I used the “City Park” playset created by Kristin Firth and Eric Mersmann. It’s based on Central Park in New York but we decided to set it in Austin, Texas instead. This matter because of the weather, wildlife, plants, etc. Because it had been a crappy week, we agreed to make it more My Little Bunny than Watership Down.

Our Rabbits

Nutmeg the Thumper (female), a Strong rabbit; a young, energetic, go-getter, with a short-haired white coat and a black streak. She had an ongoing dispute with Oakley the squirrel, who kept getting to the best acorns first. Played by April.

  • Character Move: Thumper. When you cuff, kick, or knock another rabbit about, you may roll +Strong instead of +Shrewd when you Speak Plainly.

Pip the Swift Runner (male), a Swift rabbit, young and overconfident; the best runner in the warren, he would do anything on a dare. Played by Adi.

  • Character Move: Swift Runner. You have never met an animal you couldn’t outrun. When you Bolt, treat a roll of 6- as a 7-9.

Fluffy the Hutchwise (male), Shrewd rabbit despite being less than a year old: given to a child as an Easter gift, but left in the park to “run free with his rabbit friends” when the realities of caring for a house rabbit sank in. Known for his long soft coat, and floppy ears, a bit unkempt at this point. His rival for expertise on humans was an escaped laboratory rabbit called 76, with a very different perspective.

  • Character Move: Hutchwise. Raised in a cage or hutch, you are familiar with humans’ routines and mysteries. When you Pay Attention to humans, add “Why do humans do that?” to the list of questions you can ask. The GM will tell you a truth and a falsehood—pick whichever is more interesting or useful.

Peanut the Pigeon-Speaker (female), a Steady and experienced rabbit, currently pregnant. Her short coat’s shades of gray and ring marking around the neck made her look uncannily like a pigeon, so she had forged a bond with them.

  • Character Move: Circles of Life.

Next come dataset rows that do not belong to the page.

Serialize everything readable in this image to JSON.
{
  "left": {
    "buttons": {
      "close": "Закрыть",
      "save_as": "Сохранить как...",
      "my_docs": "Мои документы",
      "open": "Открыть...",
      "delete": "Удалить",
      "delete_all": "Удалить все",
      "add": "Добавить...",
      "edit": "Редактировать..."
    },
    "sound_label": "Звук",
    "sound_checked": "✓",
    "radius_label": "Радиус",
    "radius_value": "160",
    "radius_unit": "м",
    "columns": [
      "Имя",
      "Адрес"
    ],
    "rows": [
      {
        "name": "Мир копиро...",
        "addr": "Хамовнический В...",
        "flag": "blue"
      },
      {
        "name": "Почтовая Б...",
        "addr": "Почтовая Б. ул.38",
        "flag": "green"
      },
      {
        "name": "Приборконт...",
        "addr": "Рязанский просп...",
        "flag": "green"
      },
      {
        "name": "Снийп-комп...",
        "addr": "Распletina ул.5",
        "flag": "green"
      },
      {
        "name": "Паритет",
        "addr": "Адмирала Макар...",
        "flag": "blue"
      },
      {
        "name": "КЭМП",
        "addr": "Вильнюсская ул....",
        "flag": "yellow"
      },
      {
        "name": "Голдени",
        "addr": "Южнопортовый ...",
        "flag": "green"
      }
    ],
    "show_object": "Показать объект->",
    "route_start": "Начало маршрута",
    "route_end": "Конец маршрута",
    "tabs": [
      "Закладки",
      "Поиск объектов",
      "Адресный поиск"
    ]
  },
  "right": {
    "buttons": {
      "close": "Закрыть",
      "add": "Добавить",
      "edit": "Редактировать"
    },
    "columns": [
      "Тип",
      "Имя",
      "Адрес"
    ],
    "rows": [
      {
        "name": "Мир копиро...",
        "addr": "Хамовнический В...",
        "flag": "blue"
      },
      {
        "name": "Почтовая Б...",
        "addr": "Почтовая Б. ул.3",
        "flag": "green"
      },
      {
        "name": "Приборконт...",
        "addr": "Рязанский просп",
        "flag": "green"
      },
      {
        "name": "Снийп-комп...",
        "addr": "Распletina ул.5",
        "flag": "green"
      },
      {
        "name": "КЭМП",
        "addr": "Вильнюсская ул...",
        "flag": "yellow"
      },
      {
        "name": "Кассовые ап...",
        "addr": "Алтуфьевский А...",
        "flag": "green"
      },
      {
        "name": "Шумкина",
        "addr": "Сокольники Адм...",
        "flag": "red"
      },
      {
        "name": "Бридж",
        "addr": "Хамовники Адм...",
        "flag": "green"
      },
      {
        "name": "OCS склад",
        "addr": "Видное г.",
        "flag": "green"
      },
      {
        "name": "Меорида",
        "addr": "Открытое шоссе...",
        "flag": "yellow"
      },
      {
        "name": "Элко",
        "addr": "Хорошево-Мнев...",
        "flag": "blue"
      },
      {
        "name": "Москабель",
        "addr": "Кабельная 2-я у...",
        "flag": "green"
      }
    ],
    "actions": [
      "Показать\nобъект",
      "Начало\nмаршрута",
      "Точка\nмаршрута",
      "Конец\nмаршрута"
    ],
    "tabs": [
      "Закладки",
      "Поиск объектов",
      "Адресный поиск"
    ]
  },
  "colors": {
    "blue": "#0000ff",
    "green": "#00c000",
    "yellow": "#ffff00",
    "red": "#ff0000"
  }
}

The fight for survival makes for some strange bedfellows. When you first use this move, choose another type of animal with which you have history and rapport.
Continue reading “The Warren: City Park”

RPG test drive: Turn

I had a chance during the holidays to play with one of my online groups. You know how hard it can be to get a group together, especially when they are spread in different time zones; when the friend who was supposed to run the adventure had to ask for another week to prepare, I offered to run something in our original time slot so we would not lose our precious gaming time.

Since this group has greatly enjoyed Golden Sky Stories, I first thought I would try running Chuubo’s Marvelous Wish-Granting Engine, but I just can’t quite grasp how play proceeds, let alone explain it to others. So I decided to playtest Turn: A Game of Shapeshifters in Small Towns instead.

Turn (Daedalum Analog Productions) is “a slice-of-life supernatural roleplaying game set in the modern era”; I think of it as Northern Exposure meets Teen Wolf, or Twin Peaks done by Studio Ghibli.  It’s written by Brie Beau Sheldon and recently had a successful Kickstarter campaign (where you can find the beta playtest version, freely available.) Here is what the author says:

Players in Turn are shapeshifters in small, rural towns who must balance their human lives and habits with their beast needs and instincts in quiet drama. Their baser natures will challenge them as they strive towards goals from everyday tasks to life-changing experiences, and they will need to find comfort in one another to make it through without becoming stressed out.

Turn is part of the family of games Powered by the Apocalypse (PbtA), which means that a lot of the setting and story creation comes from the players, not just the game-master. Starting a game involves group creation of the small town where the stories will unfold, and player characters are designed by picking one human role and one beast archetype and selecting from their menu of options to customize your characters.

Continue reading “RPG test drive: Turn”